Your assignment. Your result should be the lines holding the word "progress", copied from the entries below.

Items from an interface collection:

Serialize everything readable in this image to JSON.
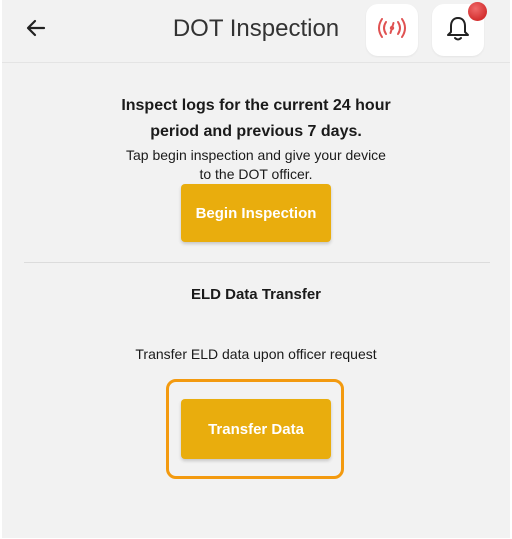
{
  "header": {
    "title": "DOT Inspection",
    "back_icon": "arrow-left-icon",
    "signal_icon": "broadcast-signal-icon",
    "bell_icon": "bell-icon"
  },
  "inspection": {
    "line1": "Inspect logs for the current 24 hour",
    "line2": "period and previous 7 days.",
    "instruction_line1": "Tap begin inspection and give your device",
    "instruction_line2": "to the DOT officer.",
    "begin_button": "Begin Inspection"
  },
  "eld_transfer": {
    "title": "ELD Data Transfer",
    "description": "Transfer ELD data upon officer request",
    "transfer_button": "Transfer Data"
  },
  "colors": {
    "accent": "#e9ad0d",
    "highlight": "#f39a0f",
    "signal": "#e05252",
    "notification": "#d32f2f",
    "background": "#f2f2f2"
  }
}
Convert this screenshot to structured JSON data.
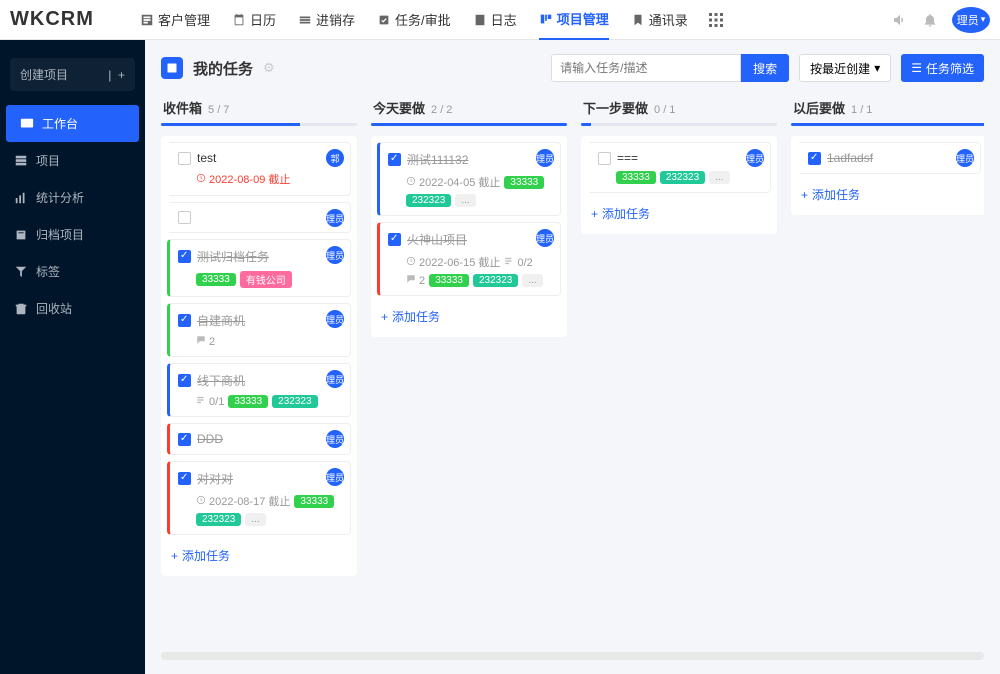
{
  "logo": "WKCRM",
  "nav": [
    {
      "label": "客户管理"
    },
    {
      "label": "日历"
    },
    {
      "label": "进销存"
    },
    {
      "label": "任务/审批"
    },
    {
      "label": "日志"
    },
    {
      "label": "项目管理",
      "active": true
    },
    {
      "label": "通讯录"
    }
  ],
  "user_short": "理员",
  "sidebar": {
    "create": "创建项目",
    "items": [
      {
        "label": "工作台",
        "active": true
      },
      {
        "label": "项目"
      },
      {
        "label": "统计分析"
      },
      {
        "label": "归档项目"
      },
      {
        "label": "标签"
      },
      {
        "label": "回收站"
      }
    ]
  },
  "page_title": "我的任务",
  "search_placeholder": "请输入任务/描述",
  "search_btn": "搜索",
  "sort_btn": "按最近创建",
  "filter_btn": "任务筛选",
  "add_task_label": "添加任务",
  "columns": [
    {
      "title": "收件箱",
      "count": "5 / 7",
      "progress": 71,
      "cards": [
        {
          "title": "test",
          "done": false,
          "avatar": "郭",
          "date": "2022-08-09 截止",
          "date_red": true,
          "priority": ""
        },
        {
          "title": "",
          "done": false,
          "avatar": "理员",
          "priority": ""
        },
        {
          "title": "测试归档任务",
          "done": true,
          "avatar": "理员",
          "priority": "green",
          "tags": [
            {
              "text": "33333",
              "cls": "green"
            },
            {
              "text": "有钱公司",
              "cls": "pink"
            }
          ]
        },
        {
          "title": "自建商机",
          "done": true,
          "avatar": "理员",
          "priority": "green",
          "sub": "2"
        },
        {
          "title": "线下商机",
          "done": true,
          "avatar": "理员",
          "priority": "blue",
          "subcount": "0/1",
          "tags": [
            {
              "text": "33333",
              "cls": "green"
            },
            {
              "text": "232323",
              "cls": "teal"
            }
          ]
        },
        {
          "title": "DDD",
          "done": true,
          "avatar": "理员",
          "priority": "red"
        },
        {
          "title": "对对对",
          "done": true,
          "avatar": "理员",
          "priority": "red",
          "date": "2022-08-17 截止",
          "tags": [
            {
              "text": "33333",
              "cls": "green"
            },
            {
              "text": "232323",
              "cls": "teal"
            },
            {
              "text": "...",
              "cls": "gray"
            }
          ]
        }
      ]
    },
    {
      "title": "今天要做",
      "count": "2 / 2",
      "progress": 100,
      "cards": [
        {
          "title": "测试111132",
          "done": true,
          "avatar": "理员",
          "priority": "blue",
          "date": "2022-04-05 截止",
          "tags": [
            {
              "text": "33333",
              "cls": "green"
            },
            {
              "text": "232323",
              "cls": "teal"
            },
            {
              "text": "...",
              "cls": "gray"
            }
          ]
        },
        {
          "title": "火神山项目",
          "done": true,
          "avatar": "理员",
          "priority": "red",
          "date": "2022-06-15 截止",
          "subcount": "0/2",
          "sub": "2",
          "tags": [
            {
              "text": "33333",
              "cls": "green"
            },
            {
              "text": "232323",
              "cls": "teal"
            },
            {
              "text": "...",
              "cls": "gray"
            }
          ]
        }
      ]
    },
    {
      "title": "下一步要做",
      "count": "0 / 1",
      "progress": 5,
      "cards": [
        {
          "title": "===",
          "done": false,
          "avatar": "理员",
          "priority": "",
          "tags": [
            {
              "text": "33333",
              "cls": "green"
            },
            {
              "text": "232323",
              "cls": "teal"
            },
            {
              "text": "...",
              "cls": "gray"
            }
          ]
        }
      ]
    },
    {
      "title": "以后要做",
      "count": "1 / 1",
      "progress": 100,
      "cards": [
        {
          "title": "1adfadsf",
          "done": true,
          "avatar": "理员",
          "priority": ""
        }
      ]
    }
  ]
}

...

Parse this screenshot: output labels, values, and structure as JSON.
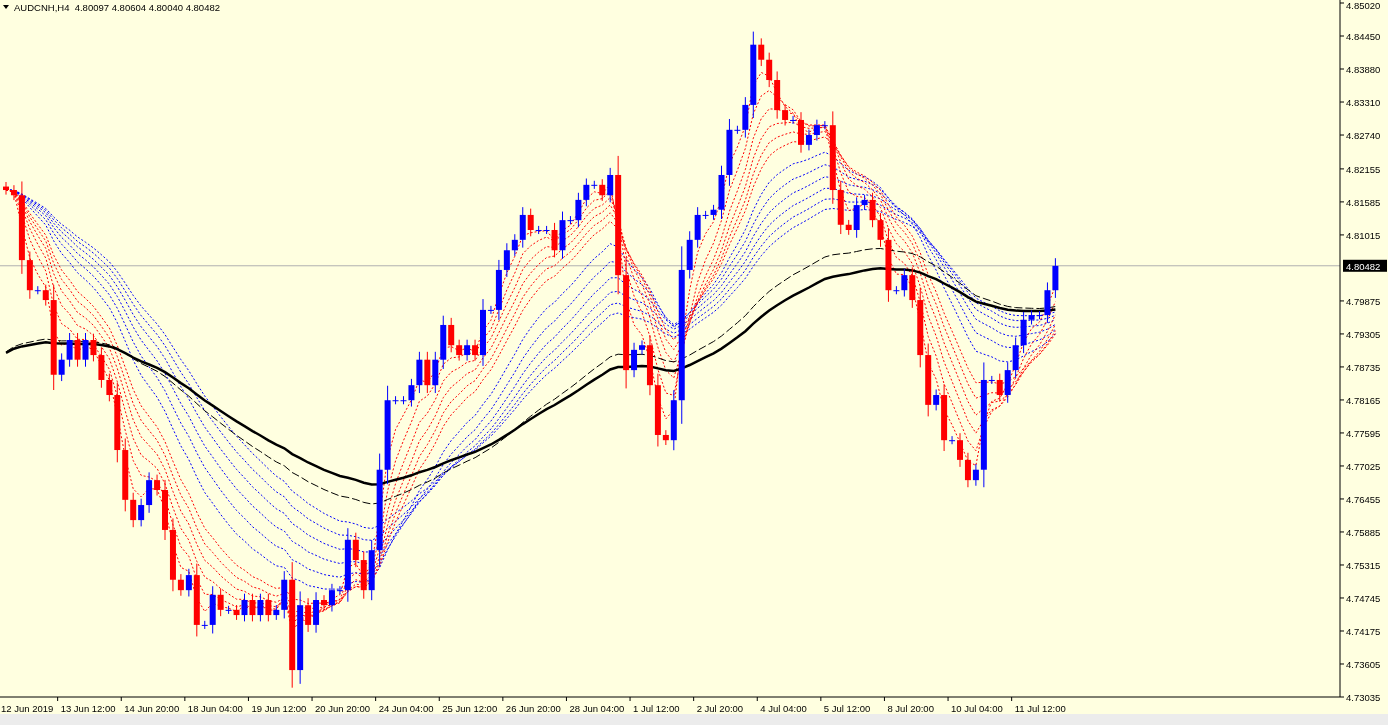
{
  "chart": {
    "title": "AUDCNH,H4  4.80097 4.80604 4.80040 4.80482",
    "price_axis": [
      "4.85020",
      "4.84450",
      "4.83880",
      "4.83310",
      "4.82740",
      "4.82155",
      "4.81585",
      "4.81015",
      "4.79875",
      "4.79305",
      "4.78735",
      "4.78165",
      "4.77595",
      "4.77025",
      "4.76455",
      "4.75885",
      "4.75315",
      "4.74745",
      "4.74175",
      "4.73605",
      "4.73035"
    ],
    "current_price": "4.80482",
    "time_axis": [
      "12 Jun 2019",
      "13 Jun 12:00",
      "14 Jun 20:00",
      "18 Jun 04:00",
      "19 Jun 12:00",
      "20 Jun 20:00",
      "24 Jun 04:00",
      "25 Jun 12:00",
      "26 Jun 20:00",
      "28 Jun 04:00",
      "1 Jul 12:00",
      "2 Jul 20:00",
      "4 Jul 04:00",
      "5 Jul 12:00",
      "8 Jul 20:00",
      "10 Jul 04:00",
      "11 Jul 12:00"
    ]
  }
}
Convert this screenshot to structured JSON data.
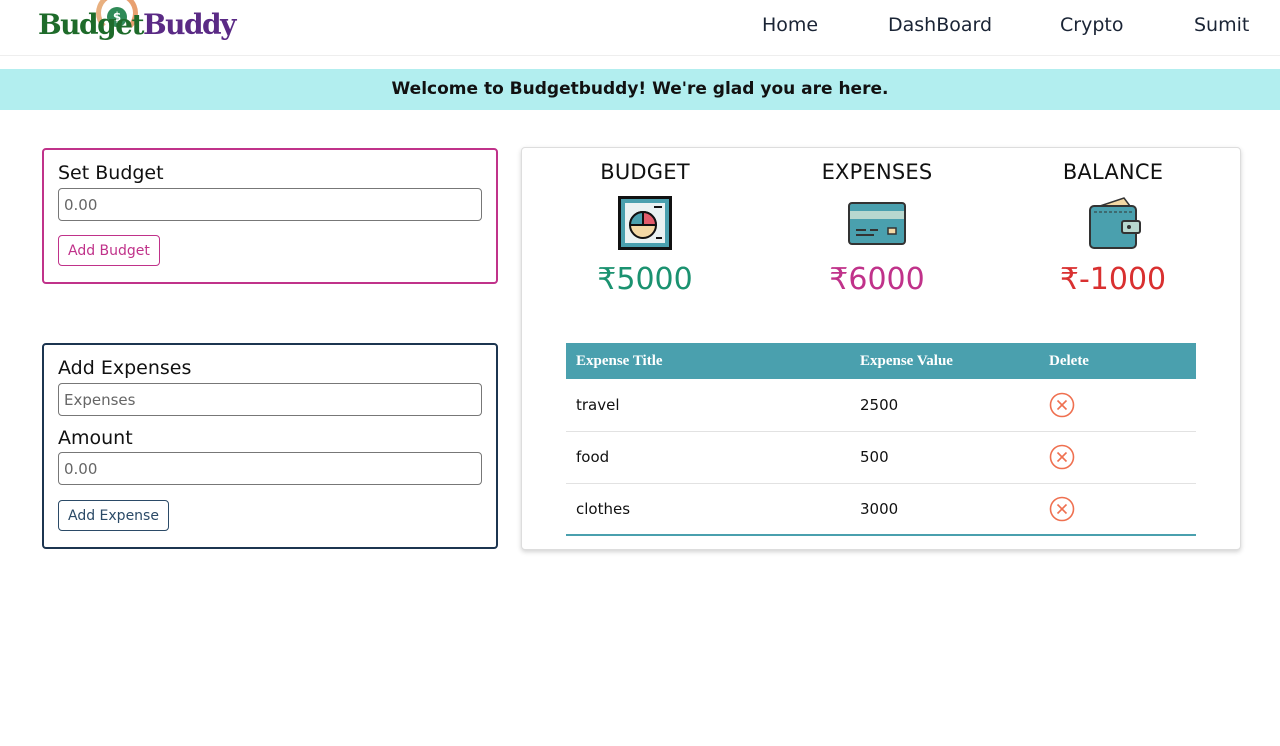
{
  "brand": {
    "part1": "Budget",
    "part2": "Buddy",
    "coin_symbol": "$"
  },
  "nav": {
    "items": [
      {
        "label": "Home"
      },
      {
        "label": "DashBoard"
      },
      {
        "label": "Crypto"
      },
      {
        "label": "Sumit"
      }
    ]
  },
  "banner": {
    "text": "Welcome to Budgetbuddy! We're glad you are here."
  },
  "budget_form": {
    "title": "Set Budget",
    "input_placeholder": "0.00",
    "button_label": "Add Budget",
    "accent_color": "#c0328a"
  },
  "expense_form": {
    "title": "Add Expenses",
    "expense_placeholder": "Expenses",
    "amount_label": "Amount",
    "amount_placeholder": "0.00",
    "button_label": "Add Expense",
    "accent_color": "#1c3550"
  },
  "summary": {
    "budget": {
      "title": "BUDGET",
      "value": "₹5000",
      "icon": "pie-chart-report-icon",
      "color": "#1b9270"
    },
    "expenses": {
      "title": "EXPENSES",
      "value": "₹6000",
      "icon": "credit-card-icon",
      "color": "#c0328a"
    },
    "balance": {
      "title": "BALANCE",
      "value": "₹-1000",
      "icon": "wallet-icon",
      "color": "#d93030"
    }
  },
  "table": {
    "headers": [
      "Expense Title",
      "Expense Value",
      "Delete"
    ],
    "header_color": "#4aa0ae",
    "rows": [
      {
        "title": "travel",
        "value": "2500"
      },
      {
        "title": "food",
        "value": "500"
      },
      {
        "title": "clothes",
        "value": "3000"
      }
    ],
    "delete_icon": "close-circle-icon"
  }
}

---

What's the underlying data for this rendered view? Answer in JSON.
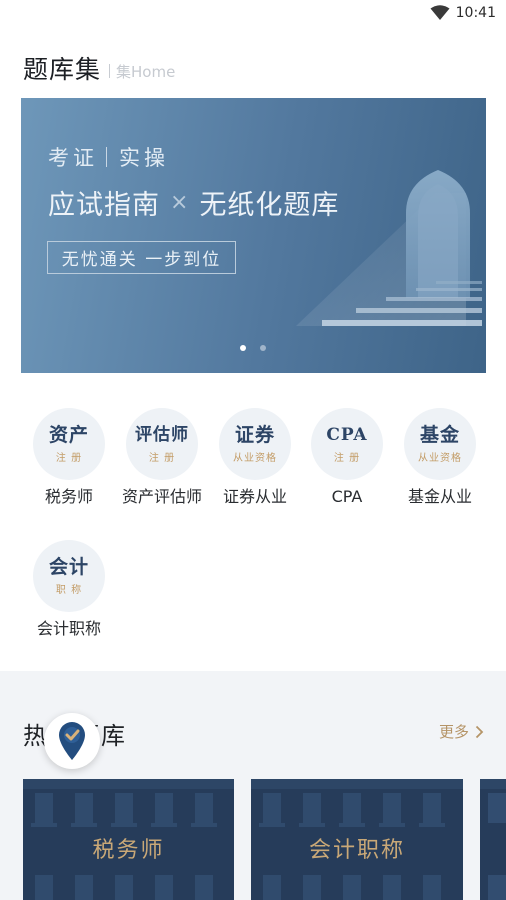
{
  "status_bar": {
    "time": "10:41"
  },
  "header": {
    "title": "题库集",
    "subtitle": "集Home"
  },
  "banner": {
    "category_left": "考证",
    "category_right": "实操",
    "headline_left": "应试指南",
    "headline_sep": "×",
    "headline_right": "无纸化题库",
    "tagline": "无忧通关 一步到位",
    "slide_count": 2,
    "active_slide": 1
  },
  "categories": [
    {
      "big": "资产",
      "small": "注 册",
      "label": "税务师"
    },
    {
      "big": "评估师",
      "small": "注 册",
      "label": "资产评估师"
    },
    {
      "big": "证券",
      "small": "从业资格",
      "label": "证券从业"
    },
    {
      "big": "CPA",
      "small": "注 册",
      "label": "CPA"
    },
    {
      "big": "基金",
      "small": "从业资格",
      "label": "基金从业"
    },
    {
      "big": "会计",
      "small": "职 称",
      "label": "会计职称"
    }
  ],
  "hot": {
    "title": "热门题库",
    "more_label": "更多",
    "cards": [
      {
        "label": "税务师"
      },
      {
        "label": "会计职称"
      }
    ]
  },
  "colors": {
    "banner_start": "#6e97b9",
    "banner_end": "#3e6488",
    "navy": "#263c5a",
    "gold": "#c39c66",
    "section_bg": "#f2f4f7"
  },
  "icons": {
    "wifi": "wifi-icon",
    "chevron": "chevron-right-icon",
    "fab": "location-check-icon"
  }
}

Exercise result.
      "progress": 71,
      "progress": 100,
      "progress": 5,
      "progress": 100,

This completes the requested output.